Report all lines of the data below that hold the word "this".

═══ DATA FOR ANALYSIS

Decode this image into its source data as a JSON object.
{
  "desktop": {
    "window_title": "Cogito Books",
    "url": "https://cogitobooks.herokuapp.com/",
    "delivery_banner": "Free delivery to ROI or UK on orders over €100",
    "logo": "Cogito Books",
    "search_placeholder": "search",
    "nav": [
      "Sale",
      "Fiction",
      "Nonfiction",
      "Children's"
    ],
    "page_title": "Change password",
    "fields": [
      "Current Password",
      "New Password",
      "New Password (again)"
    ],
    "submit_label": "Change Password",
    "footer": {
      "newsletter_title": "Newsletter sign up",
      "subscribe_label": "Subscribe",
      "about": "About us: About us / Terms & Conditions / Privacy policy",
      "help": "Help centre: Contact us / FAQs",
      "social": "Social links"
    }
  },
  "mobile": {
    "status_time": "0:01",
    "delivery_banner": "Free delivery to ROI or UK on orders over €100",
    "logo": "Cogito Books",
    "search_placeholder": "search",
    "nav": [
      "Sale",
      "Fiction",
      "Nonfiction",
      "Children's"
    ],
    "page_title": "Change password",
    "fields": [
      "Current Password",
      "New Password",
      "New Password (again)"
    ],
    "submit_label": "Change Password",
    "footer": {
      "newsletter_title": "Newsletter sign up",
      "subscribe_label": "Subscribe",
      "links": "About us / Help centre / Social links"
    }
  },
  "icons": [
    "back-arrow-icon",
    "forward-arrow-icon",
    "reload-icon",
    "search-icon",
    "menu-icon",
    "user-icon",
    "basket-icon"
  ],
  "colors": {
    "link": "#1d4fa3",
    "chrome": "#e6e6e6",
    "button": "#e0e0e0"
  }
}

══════
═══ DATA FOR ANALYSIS

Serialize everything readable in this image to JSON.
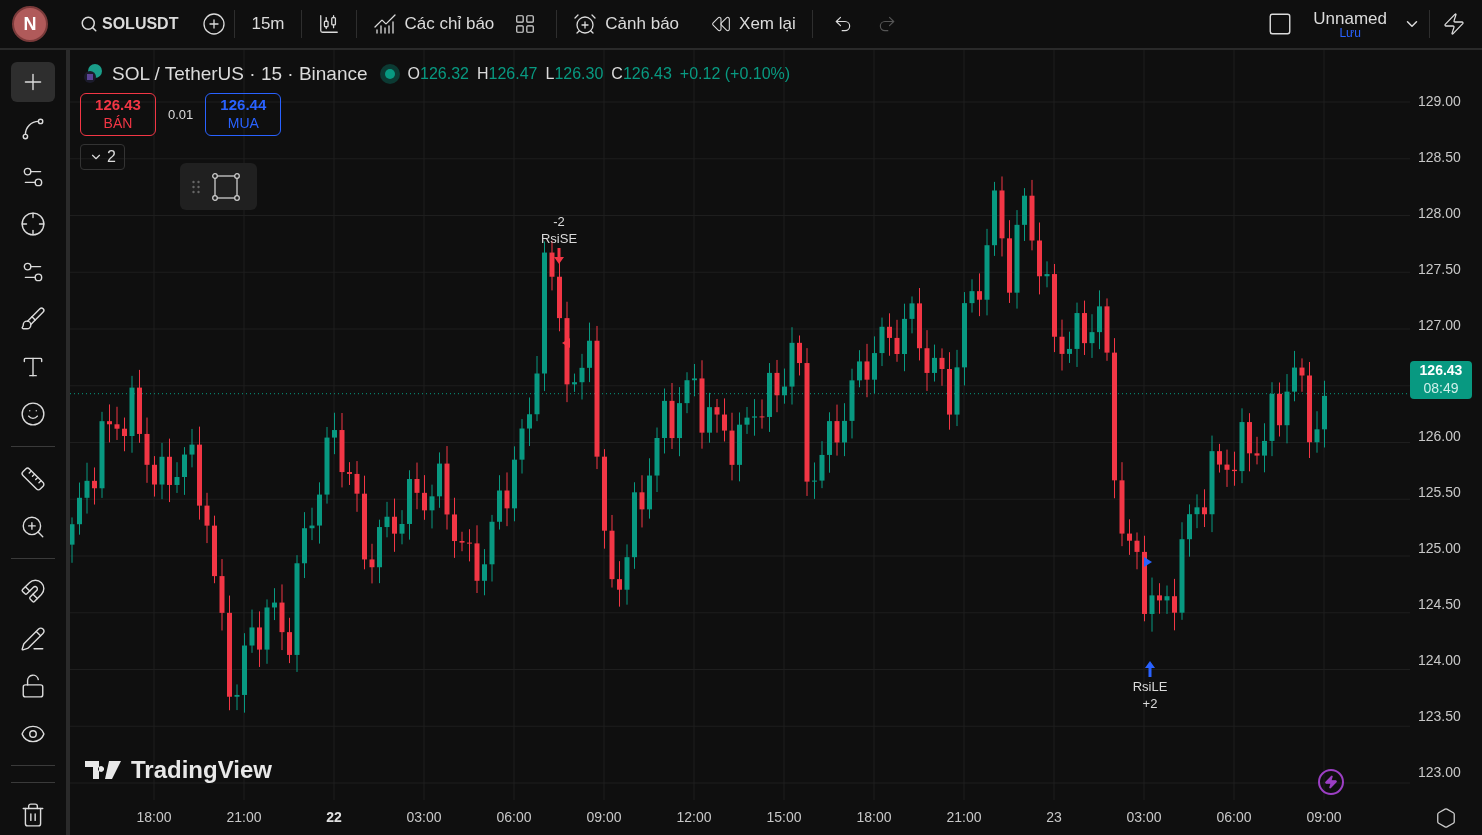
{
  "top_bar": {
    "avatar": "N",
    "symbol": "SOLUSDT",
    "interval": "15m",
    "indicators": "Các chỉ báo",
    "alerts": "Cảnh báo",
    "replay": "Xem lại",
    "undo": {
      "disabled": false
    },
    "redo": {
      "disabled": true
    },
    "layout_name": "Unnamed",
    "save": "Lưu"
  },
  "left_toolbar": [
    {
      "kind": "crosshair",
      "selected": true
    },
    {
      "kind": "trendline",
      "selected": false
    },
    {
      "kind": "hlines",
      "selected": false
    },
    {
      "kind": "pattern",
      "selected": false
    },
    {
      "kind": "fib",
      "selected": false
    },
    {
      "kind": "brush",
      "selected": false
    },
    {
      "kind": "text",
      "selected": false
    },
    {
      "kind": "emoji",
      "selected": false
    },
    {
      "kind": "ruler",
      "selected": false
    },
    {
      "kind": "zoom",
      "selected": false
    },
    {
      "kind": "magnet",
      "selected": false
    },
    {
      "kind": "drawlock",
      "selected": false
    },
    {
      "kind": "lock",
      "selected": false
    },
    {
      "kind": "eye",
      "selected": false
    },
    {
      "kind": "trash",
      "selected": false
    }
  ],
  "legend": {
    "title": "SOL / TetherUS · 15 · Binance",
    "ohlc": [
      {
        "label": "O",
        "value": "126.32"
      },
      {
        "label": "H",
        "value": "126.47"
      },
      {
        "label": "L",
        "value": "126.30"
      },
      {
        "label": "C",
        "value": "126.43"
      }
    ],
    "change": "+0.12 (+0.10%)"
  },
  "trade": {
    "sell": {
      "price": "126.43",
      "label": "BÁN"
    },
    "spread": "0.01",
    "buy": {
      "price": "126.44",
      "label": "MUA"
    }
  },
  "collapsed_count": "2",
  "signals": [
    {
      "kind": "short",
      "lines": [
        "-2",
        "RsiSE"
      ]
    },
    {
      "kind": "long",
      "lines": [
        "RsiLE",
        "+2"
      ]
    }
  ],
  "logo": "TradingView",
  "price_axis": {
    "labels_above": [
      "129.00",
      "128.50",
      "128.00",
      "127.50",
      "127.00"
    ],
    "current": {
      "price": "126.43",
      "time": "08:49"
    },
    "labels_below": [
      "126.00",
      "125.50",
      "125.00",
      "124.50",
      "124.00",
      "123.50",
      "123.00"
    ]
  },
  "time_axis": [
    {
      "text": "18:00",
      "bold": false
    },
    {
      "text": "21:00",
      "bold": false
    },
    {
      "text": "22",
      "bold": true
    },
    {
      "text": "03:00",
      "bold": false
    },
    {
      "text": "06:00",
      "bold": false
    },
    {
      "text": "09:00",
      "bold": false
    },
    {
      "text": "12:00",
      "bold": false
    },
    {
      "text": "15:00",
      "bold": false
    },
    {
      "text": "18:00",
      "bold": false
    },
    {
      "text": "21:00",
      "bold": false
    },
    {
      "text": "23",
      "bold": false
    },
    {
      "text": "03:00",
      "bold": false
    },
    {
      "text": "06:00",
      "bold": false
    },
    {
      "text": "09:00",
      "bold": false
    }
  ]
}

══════

## PROBLEM SOLUTION
Decode this image into its source data as a JSON object.
Serialize everything readable in this image to JSON.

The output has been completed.